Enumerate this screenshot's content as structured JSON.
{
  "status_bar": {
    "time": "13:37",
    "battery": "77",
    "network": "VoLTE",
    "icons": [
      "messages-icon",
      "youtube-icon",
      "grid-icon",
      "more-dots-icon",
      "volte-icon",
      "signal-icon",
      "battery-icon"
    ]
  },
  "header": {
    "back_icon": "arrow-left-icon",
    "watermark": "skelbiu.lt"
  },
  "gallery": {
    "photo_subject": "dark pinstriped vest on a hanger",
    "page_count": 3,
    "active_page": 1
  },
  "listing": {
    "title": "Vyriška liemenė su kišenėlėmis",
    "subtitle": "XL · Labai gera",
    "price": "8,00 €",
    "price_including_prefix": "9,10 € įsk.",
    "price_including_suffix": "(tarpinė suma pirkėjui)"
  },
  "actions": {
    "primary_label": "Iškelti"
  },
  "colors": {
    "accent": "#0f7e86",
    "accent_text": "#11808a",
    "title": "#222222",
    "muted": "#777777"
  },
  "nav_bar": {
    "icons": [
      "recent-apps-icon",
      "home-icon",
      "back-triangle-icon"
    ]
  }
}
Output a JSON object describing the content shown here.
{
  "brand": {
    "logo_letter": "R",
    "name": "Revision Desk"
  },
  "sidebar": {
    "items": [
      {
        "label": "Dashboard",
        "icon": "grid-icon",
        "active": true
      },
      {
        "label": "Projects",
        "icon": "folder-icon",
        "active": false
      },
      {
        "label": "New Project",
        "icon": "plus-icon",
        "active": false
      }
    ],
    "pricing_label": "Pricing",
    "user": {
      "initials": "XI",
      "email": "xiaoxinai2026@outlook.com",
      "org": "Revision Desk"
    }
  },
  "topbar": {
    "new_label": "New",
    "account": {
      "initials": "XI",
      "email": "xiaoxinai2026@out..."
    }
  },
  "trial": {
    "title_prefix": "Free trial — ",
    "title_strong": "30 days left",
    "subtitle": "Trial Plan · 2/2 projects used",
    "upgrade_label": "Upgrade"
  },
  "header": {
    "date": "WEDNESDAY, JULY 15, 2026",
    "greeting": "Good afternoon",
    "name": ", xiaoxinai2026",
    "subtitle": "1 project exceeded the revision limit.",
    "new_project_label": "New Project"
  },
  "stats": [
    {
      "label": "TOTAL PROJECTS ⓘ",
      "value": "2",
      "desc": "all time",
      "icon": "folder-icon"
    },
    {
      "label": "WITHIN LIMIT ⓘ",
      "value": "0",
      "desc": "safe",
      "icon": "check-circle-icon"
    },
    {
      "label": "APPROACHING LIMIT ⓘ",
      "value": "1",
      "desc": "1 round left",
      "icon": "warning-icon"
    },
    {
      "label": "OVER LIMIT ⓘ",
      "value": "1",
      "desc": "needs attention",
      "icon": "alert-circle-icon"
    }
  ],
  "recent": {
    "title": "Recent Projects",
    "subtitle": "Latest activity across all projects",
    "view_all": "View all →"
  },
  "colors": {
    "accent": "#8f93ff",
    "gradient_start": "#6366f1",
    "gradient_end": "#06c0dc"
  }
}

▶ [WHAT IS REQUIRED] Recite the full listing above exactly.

▶ [RESULT]
Enumerate this screenshot's content as structured JSON.
{
  "status_bar": {
    "time": "13:37",
    "battery": "77",
    "network": "VoLTE",
    "icons": [
      "messages-icon",
      "youtube-icon",
      "grid-icon",
      "more-dots-icon",
      "volte-icon",
      "signal-icon",
      "battery-icon"
    ]
  },
  "header": {
    "back_icon": "arrow-left-icon",
    "watermark": "skelbiu.lt"
  },
  "gallery": {
    "photo_subject": "dark pinstriped vest on a hanger",
    "page_count": 3,
    "active_page": 1
  },
  "listing": {
    "title": "Vyriška liemenė su kišenėlėmis",
    "subtitle": "XL · Labai gera",
    "price": "8,00 €",
    "price_including_prefix": "9,10 € įsk.",
    "price_including_suffix": "(tarpinė suma pirkėjui)"
  },
  "actions": {
    "primary_label": "Iškelti"
  },
  "colors": {
    "accent": "#0f7e86",
    "accent_text": "#11808a",
    "title": "#222222",
    "muted": "#777777"
  },
  "nav_bar": {
    "icons": [
      "recent-apps-icon",
      "home-icon",
      "back-triangle-icon"
    ]
  }
}
Output a JSON object describing the content shown here.
{
  "brand": {
    "logo_letter": "R",
    "name": "Revision Desk"
  },
  "sidebar": {
    "items": [
      {
        "label": "Dashboard",
        "icon": "grid-icon",
        "active": true
      },
      {
        "label": "Projects",
        "icon": "folder-icon",
        "active": false
      },
      {
        "label": "New Project",
        "icon": "plus-icon",
        "active": false
      }
    ],
    "pricing_label": "Pricing",
    "user": {
      "initials": "XI",
      "email": "xiaoxinai2026@outlook.com",
      "org": "Revision Desk"
    }
  },
  "topbar": {
    "new_label": "New",
    "account": {
      "initials": "XI",
      "email": "xiaoxinai2026@out..."
    }
  },
  "trial": {
    "title_prefix": "Free trial — ",
    "title_strong": "30 days left",
    "subtitle": "Trial Plan · 2/2 projects used",
    "upgrade_label": "Upgrade"
  },
  "header": {
    "date": "WEDNESDAY, JULY 15, 2026",
    "greeting": "Good afternoon",
    "name": ", xiaoxinai2026",
    "subtitle": "1 project exceeded the revision limit.",
    "new_project_label": "New Project"
  },
  "stats": [
    {
      "label": "TOTAL PROJECTS ⓘ",
      "value": "2",
      "desc": "all time",
      "icon": "folder-icon"
    },
    {
      "label": "WITHIN LIMIT ⓘ",
      "value": "0",
      "desc": "safe",
      "icon": "check-circle-icon"
    },
    {
      "label": "APPROACHING LIMIT ⓘ",
      "value": "1",
      "desc": "1 round left",
      "icon": "warning-icon"
    },
    {
      "label": "OVER LIMIT ⓘ",
      "value": "1",
      "desc": "needs attention",
      "icon": "alert-circle-icon"
    }
  ],
  "recent": {
    "title": "Recent Projects",
    "subtitle": "Latest activity across all projects",
    "view_all": "View all →"
  },
  "colors": {
    "accent": "#8f93ff",
    "gradient_start": "#6366f1",
    "gradient_end": "#06c0dc"
  }
}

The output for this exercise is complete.